Your task ->
What is needed is an exact copy of the data below, pictures excluded.

-------- Given information --------

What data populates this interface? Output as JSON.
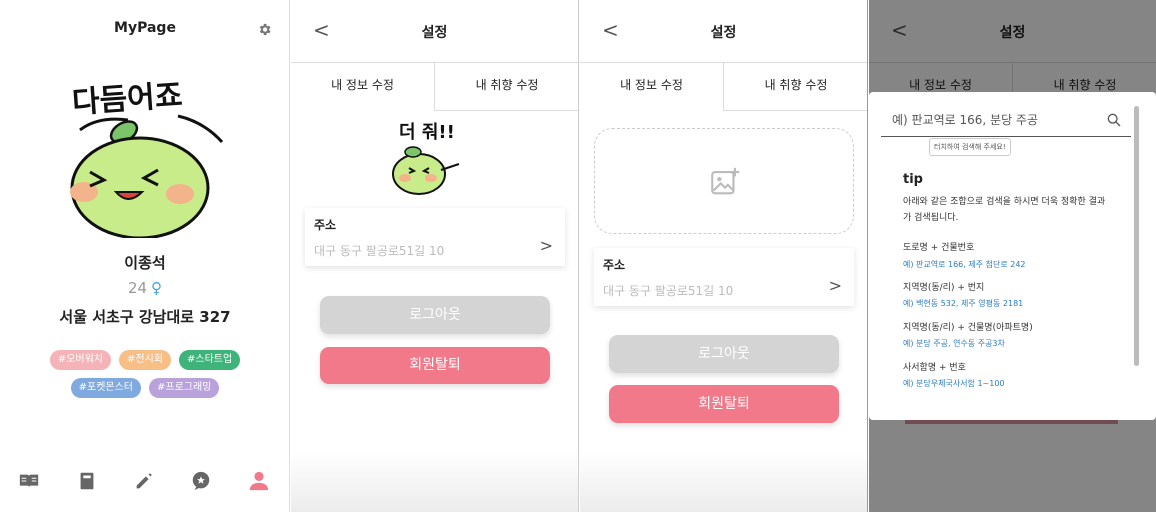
{
  "mypage": {
    "title": "MyPage",
    "sticker_text": "다듬어죠",
    "name": "이종석",
    "age": "24",
    "gender_symbol": "♀",
    "address": "서울 서초구 강남대로 327",
    "tags": [
      {
        "label": "#오버워치",
        "color": "#f5b3b8"
      },
      {
        "label": "#전시회",
        "color": "#f7be86"
      },
      {
        "label": "#스타트업",
        "color": "#3fb47a"
      },
      {
        "label": "#포켓몬스터",
        "color": "#7fa9df"
      },
      {
        "label": "#프로그래밍",
        "color": "#b9a2dc"
      }
    ],
    "nav_icons": [
      "book-open-icon",
      "book-icon",
      "pencil-icon",
      "chat-icon",
      "person-icon"
    ],
    "nav_active": "person-icon",
    "active_color": "#f27989"
  },
  "settings": {
    "back_symbol": "<",
    "title": "설정",
    "tab_info": "내 정보 수정",
    "tab_pref": "내 취향 수정",
    "sticker_text": "더 줘!!",
    "address_label": "주소",
    "address_value": "대구 동구 팔공로51길 10",
    "arrow_symbol": ">",
    "logout": "로그아웃",
    "withdraw": "회원탈퇴"
  },
  "search_modal": {
    "placeholder": "예) 판교역로 166, 분당 주공",
    "tooltip": "터치하여 검색해 주세요!",
    "tip_title": "tip",
    "tip_body": "아래와 같은 조합으로 검색을 하시면 더욱 정확한 결과가 검색됩니다.",
    "rows": [
      {
        "heading": "도로명 + 건물번호",
        "example": "예) 판교역로 166,  제주 첨단로 242"
      },
      {
        "heading": "지역명(동/리) + 번지",
        "example": "예) 백현동 532,  제주 영평동 2181"
      },
      {
        "heading": "지역명(동/리) + 건물명(아파트명)",
        "example": "예) 분당 주공,  연수동 주공3차"
      },
      {
        "heading": "사서함명 + 번호",
        "example": "예) 분당우체국사서함 1~100"
      }
    ]
  }
}
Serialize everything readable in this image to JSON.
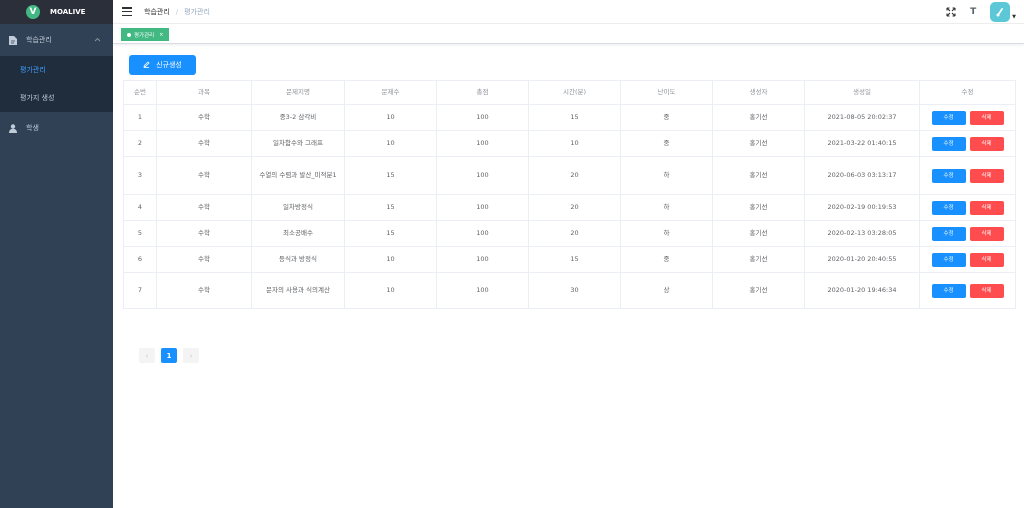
{
  "app": {
    "logo_letter": "V",
    "logo_text": "MOALIVE"
  },
  "sidebar": {
    "groups": [
      {
        "label": "학습관리",
        "icon": "document-icon",
        "expanded": true,
        "items": [
          {
            "label": "평가관리",
            "active": true
          },
          {
            "label": "평가지 생성",
            "active": false
          }
        ]
      },
      {
        "label": "학생",
        "icon": "user-icon",
        "expanded": false,
        "items": []
      }
    ]
  },
  "header": {
    "breadcrumb": [
      "학습관리",
      "평가관리"
    ],
    "breadcrumb_sep": "/",
    "font_tool": "T"
  },
  "tags": [
    {
      "label": "평가관리",
      "close": "×"
    }
  ],
  "toolbar": {
    "new_label": "신규생성"
  },
  "table": {
    "headers": [
      "순번",
      "과목",
      "문제지명",
      "문제수",
      "총점",
      "시간(분)",
      "난이도",
      "생성자",
      "생성일",
      "수정"
    ],
    "rows": [
      [
        "1",
        "수학",
        "중3-2 삼각비",
        "10",
        "100",
        "15",
        "중",
        "홍기선",
        "2021-08-05 20:02:37"
      ],
      [
        "2",
        "수학",
        "일차함수와 그래프",
        "10",
        "100",
        "10",
        "중",
        "홍기선",
        "2021-03-22 01:40:15"
      ],
      [
        "3",
        "수학",
        "수열의 수렴과 발산_미적분1",
        "15",
        "100",
        "20",
        "하",
        "홍기선",
        "2020-06-03 03:13:17"
      ],
      [
        "4",
        "수학",
        "일차방정식",
        "15",
        "100",
        "20",
        "하",
        "홍기선",
        "2020-02-19 00:19:53"
      ],
      [
        "5",
        "수학",
        "최소공배수",
        "15",
        "100",
        "20",
        "하",
        "홍기선",
        "2020-02-13 03:28:05"
      ],
      [
        "6",
        "수학",
        "등식과 방정식",
        "10",
        "100",
        "15",
        "중",
        "홍기선",
        "2020-01-20 20:40:55"
      ],
      [
        "7",
        "수학",
        "문자의 사용과 식의계산",
        "10",
        "100",
        "30",
        "상",
        "홍기선",
        "2020-01-20 19:46:34"
      ]
    ],
    "edit_label": "수정",
    "delete_label": "삭제"
  },
  "pagination": {
    "prev": "‹",
    "pages": [
      "1"
    ],
    "current": "1",
    "next": "›"
  },
  "colors": {
    "primary": "#1890ff",
    "danger": "#ff4d4f",
    "sidebar": "#304156",
    "tag": "#42b983"
  }
}
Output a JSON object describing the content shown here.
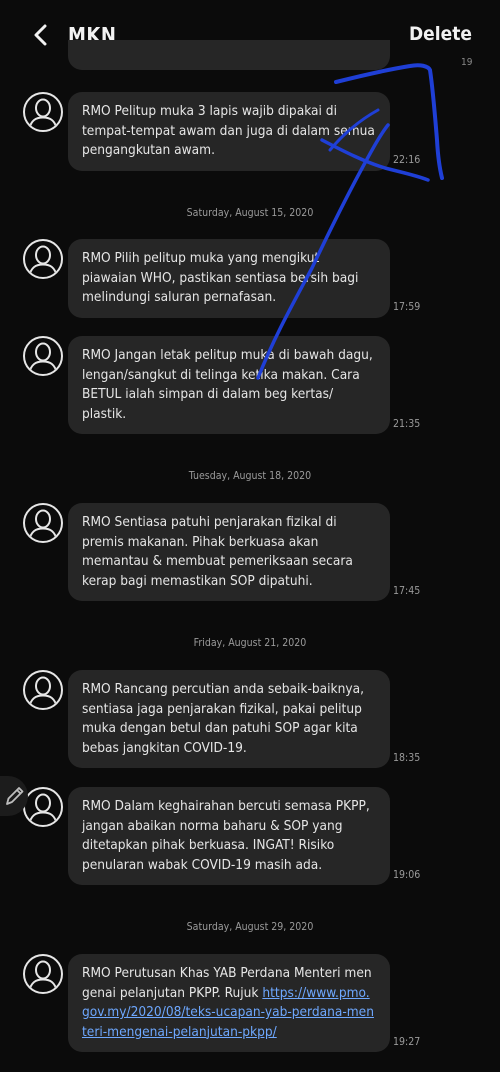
{
  "header": {
    "title": "MKN",
    "delete_label": "Delete"
  },
  "colors": {
    "background": "#0b0b0b",
    "bubble": "#262626",
    "link": "#6ea8ff",
    "annotation": "#1f3fd6"
  },
  "top_time": "19",
  "messages": [
    {
      "text": "RMO Pelitup muka 3 lapis wajib dipakai di tempat-tempat awam dan juga di dalam semua pengangkutan awam.",
      "time": "22:16"
    },
    {
      "text": "RMO Pilih pelitup muka yang mengikut piawaian WHO, pastikan sentiasa bersih bagi melindungi saluran pernafasan.",
      "time": "17:59"
    },
    {
      "text": "RMO Jangan letak pelitup muka di bawah dagu, lengan/sangkut di telinga ketika makan. Cara BETUL ialah simpan di dalam beg kertas/ plastik.",
      "time": "21:35"
    },
    {
      "text": "RMO Sentiasa patuhi penjarakan fizikal di premis makanan. Pihak berkuasa akan memantau & membuat pemeriksaan secara kerap bagi memastikan SOP dipatuhi.",
      "time": "17:45"
    },
    {
      "text": "RMO Rancang percutian anda sebaik-baiknya, sentiasa jaga penjarakan fizikal, pakai pelitup muka dengan betul dan patuhi SOP agar kita bebas jangkitan COVID-19.",
      "time": "18:35"
    },
    {
      "text": "RMO Dalam keghairahan bercuti semasa PKPP, jangan abaikan norma baharu & SOP yang ditetapkan pihak berkuasa. INGAT! Risiko penularan wabak COVID-19 masih ada.",
      "time": "19:06"
    },
    {
      "text": "RMO Perutusan Khas YAB Perdana Menteri mengenai pelanjutan PKPP. Rujuk ",
      "link": "https://www.pmo.gov.my/2020/08/teks-ucapan-yab-perdana-menteri-mengenai-pelanjutan-pkpp/",
      "time": "19:27"
    }
  ],
  "dates": [
    "Saturday, August 15, 2020",
    "Tuesday, August 18, 2020",
    "Friday, August 21, 2020",
    "Saturday, August 29, 2020"
  ],
  "icons": {
    "back": "chevron-left-icon",
    "avatar": "person-icon",
    "compose": "pencil-icon"
  }
}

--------

Output for this exercise ->
What data populates this interface? Output as JSON.
{
  "mypage": {
    "title": "MyPage",
    "sticker_text": "다듬어죠",
    "name": "이종석",
    "age": "24",
    "gender_symbol": "♀",
    "address": "서울 서초구 강남대로 327",
    "tags": [
      {
        "label": "#오버워치",
        "color": "#f5b3b8"
      },
      {
        "label": "#전시회",
        "color": "#f7be86"
      },
      {
        "label": "#스타트업",
        "color": "#3fb47a"
      },
      {
        "label": "#포켓몬스터",
        "color": "#7fa9df"
      },
      {
        "label": "#프로그래밍",
        "color": "#b9a2dc"
      }
    ],
    "nav_icons": [
      "book-open-icon",
      "book-icon",
      "pencil-icon",
      "chat-icon",
      "person-icon"
    ],
    "nav_active": "person-icon",
    "active_color": "#f27989"
  },
  "settings": {
    "back_symbol": "<",
    "title": "설정",
    "tab_info": "내 정보 수정",
    "tab_pref": "내 취향 수정",
    "sticker_text": "더 줘!!",
    "address_label": "주소",
    "address_value": "대구 동구 팔공로51길 10",
    "arrow_symbol": ">",
    "logout": "로그아웃",
    "withdraw": "회원탈퇴"
  },
  "search_modal": {
    "placeholder": "예) 판교역로 166, 분당 주공",
    "tooltip": "터치하여 검색해 주세요!",
    "tip_title": "tip",
    "tip_body": "아래와 같은 조합으로 검색을 하시면 더욱 정확한 결과가 검색됩니다.",
    "rows": [
      {
        "heading": "도로명 + 건물번호",
        "example": "예) 판교역로 166,  제주 첨단로 242"
      },
      {
        "heading": "지역명(동/리) + 번지",
        "example": "예) 백현동 532,  제주 영평동 2181"
      },
      {
        "heading": "지역명(동/리) + 건물명(아파트명)",
        "example": "예) 분당 주공,  연수동 주공3차"
      },
      {
        "heading": "사서함명 + 번호",
        "example": "예) 분당우체국사서함 1~100"
      }
    ]
  }
}
Serialize everything readable in this image to JSON.
{
  "app": {
    "logo_letter": "V",
    "logo_text": "MOALIVE"
  },
  "sidebar": {
    "groups": [
      {
        "label": "학습관리",
        "icon": "document-icon",
        "expanded": true,
        "items": [
          {
            "label": "평가관리",
            "active": true
          },
          {
            "label": "평가지 생성",
            "active": false
          }
        ]
      },
      {
        "label": "학생",
        "icon": "user-icon",
        "expanded": false,
        "items": []
      }
    ]
  },
  "header": {
    "breadcrumb": [
      "학습관리",
      "평가관리"
    ],
    "breadcrumb_sep": "/",
    "font_tool": "T"
  },
  "tags": [
    {
      "label": "평가관리",
      "close": "×"
    }
  ],
  "toolbar": {
    "new_label": "신규생성"
  },
  "table": {
    "headers": [
      "순번",
      "과목",
      "문제지명",
      "문제수",
      "총점",
      "시간(분)",
      "난이도",
      "생성자",
      "생성일",
      "수정"
    ],
    "rows": [
      [
        "1",
        "수학",
        "중3-2 삼각비",
        "10",
        "100",
        "15",
        "중",
        "홍기선",
        "2021-08-05 20:02:37"
      ],
      [
        "2",
        "수학",
        "일차함수와 그래프",
        "10",
        "100",
        "10",
        "중",
        "홍기선",
        "2021-03-22 01:40:15"
      ],
      [
        "3",
        "수학",
        "수열의 수렴과 발산_미적분1",
        "15",
        "100",
        "20",
        "하",
        "홍기선",
        "2020-06-03 03:13:17"
      ],
      [
        "4",
        "수학",
        "일차방정식",
        "15",
        "100",
        "20",
        "하",
        "홍기선",
        "2020-02-19 00:19:53"
      ],
      [
        "5",
        "수학",
        "최소공배수",
        "15",
        "100",
        "20",
        "하",
        "홍기선",
        "2020-02-13 03:28:05"
      ],
      [
        "6",
        "수학",
        "등식과 방정식",
        "10",
        "100",
        "15",
        "중",
        "홍기선",
        "2020-01-20 20:40:55"
      ],
      [
        "7",
        "수학",
        "문자의 사용과 식의계산",
        "10",
        "100",
        "30",
        "상",
        "홍기선",
        "2020-01-20 19:46:34"
      ]
    ],
    "edit_label": "수정",
    "delete_label": "삭제"
  },
  "pagination": {
    "prev": "‹",
    "pages": [
      "1"
    ],
    "current": "1",
    "next": "›"
  },
  "colors": {
    "primary": "#1890ff",
    "danger": "#ff4d4f",
    "sidebar": "#304156",
    "tag": "#42b983"
  }
}
Output a JSON object describing the content shown here.
{
  "header": {
    "title": "MKN",
    "delete_label": "Delete"
  },
  "colors": {
    "background": "#0b0b0b",
    "bubble": "#262626",
    "link": "#6ea8ff",
    "annotation": "#1f3fd6"
  },
  "top_time": "19",
  "messages": [
    {
      "text": "RMO Pelitup muka 3 lapis wajib dipakai di tempat-tempat awam dan juga di dalam semua pengangkutan awam.",
      "time": "22:16"
    },
    {
      "text": "RMO Pilih pelitup muka yang mengikut piawaian WHO, pastikan sentiasa bersih bagi melindungi saluran pernafasan.",
      "time": "17:59"
    },
    {
      "text": "RMO Jangan letak pelitup muka di bawah dagu, lengan/sangkut di telinga ketika makan. Cara BETUL ialah simpan di dalam beg kertas/ plastik.",
      "time": "21:35"
    },
    {
      "text": "RMO Sentiasa patuhi penjarakan fizikal di premis makanan. Pihak berkuasa akan memantau & membuat pemeriksaan secara kerap bagi memastikan SOP dipatuhi.",
      "time": "17:45"
    },
    {
      "text": "RMO Rancang percutian anda sebaik-baiknya, sentiasa jaga penjarakan fizikal, pakai pelitup muka dengan betul dan patuhi SOP agar kita bebas jangkitan COVID-19.",
      "time": "18:35"
    },
    {
      "text": "RMO Dalam keghairahan bercuti semasa PKPP, jangan abaikan norma baharu & SOP yang ditetapkan pihak berkuasa. INGAT! Risiko penularan wabak COVID-19 masih ada.",
      "time": "19:06"
    },
    {
      "text": "RMO Perutusan Khas YAB Perdana Menteri mengenai pelanjutan PKPP. Rujuk ",
      "link": "https://www.pmo.gov.my/2020/08/teks-ucapan-yab-perdana-menteri-mengenai-pelanjutan-pkpp/",
      "time": "19:27"
    }
  ],
  "dates": [
    "Saturday, August 15, 2020",
    "Tuesday, August 18, 2020",
    "Friday, August 21, 2020",
    "Saturday, August 29, 2020"
  ],
  "icons": {
    "back": "chevron-left-icon",
    "avatar": "person-icon",
    "compose": "pencil-icon"
  }
}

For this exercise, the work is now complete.